## Work to be completed
From the data below, repeat everything exactly except the images.

## Data provided
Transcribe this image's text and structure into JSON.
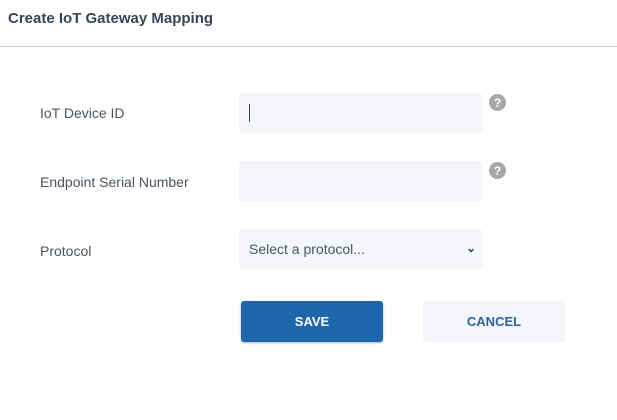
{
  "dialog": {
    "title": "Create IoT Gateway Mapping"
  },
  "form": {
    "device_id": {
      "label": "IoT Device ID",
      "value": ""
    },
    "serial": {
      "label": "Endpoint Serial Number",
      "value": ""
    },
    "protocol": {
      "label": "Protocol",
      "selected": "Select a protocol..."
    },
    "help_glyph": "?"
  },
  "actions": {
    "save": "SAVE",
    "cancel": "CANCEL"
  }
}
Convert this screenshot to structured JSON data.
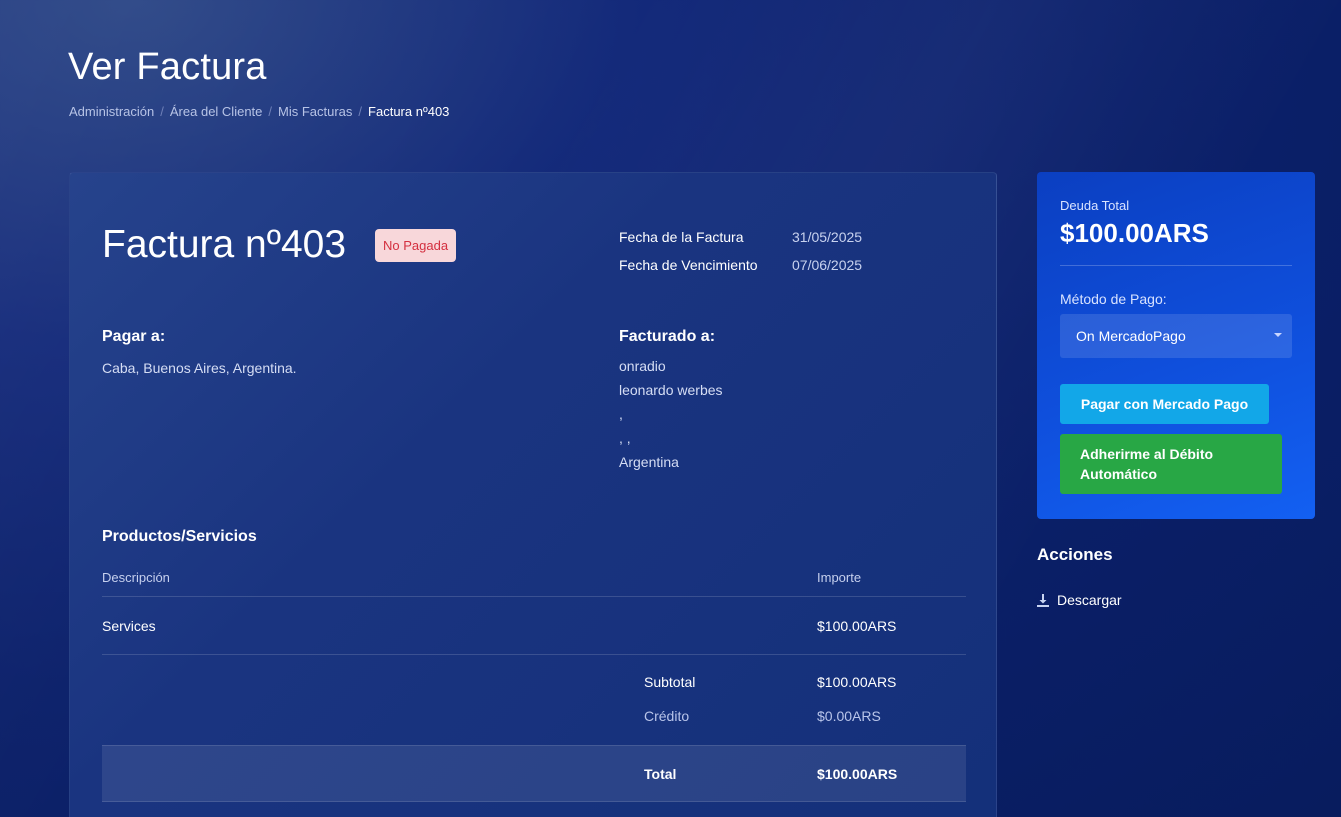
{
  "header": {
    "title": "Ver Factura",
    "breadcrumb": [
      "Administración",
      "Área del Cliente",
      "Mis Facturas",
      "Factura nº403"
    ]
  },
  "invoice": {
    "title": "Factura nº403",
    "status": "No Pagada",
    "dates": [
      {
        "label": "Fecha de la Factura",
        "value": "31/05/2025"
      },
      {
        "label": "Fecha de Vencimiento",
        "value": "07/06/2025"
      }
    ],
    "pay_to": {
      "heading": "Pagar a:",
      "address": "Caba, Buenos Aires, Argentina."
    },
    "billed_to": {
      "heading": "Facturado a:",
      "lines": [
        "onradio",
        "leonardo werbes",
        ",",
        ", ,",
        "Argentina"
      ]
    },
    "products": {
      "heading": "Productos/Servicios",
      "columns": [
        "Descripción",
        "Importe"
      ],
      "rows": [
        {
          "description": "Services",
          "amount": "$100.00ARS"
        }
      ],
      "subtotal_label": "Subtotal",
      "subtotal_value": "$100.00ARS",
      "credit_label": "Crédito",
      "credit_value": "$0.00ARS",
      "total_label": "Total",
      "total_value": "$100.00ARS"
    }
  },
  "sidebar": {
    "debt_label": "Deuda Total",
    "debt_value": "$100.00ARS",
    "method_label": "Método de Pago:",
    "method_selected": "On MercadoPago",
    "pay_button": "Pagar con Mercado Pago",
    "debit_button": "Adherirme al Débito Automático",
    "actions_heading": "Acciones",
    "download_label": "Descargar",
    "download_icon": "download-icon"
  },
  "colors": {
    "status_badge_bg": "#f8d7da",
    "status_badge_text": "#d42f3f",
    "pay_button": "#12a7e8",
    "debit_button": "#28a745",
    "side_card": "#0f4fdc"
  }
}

## The completed task
Transcribe this image's text and structure into JSON.
{
  "dialog": {
    "title": "Create IoT Gateway Mapping"
  },
  "form": {
    "device_id": {
      "label": "IoT Device ID",
      "value": ""
    },
    "serial": {
      "label": "Endpoint Serial Number",
      "value": ""
    },
    "protocol": {
      "label": "Protocol",
      "selected": "Select a protocol..."
    },
    "help_glyph": "?"
  },
  "actions": {
    "save": "SAVE",
    "cancel": "CANCEL"
  }
}
Convert this screenshot to structured JSON data.
{
  "header": {
    "title": "Ver Factura",
    "breadcrumb": [
      "Administración",
      "Área del Cliente",
      "Mis Facturas",
      "Factura nº403"
    ]
  },
  "invoice": {
    "title": "Factura nº403",
    "status": "No Pagada",
    "dates": [
      {
        "label": "Fecha de la Factura",
        "value": "31/05/2025"
      },
      {
        "label": "Fecha de Vencimiento",
        "value": "07/06/2025"
      }
    ],
    "pay_to": {
      "heading": "Pagar a:",
      "address": "Caba, Buenos Aires, Argentina."
    },
    "billed_to": {
      "heading": "Facturado a:",
      "lines": [
        "onradio",
        "leonardo werbes",
        ",",
        ", ,",
        "Argentina"
      ]
    },
    "products": {
      "heading": "Productos/Servicios",
      "columns": [
        "Descripción",
        "Importe"
      ],
      "rows": [
        {
          "description": "Services",
          "amount": "$100.00ARS"
        }
      ],
      "subtotal_label": "Subtotal",
      "subtotal_value": "$100.00ARS",
      "credit_label": "Crédito",
      "credit_value": "$0.00ARS",
      "total_label": "Total",
      "total_value": "$100.00ARS"
    }
  },
  "sidebar": {
    "debt_label": "Deuda Total",
    "debt_value": "$100.00ARS",
    "method_label": "Método de Pago:",
    "method_selected": "On MercadoPago",
    "pay_button": "Pagar con Mercado Pago",
    "debit_button": "Adherirme al Débito Automático",
    "actions_heading": "Acciones",
    "download_label": "Descargar",
    "download_icon": "download-icon"
  },
  "colors": {
    "status_badge_bg": "#f8d7da",
    "status_badge_text": "#d42f3f",
    "pay_button": "#12a7e8",
    "debit_button": "#28a745",
    "side_card": "#0f4fdc"
  }
}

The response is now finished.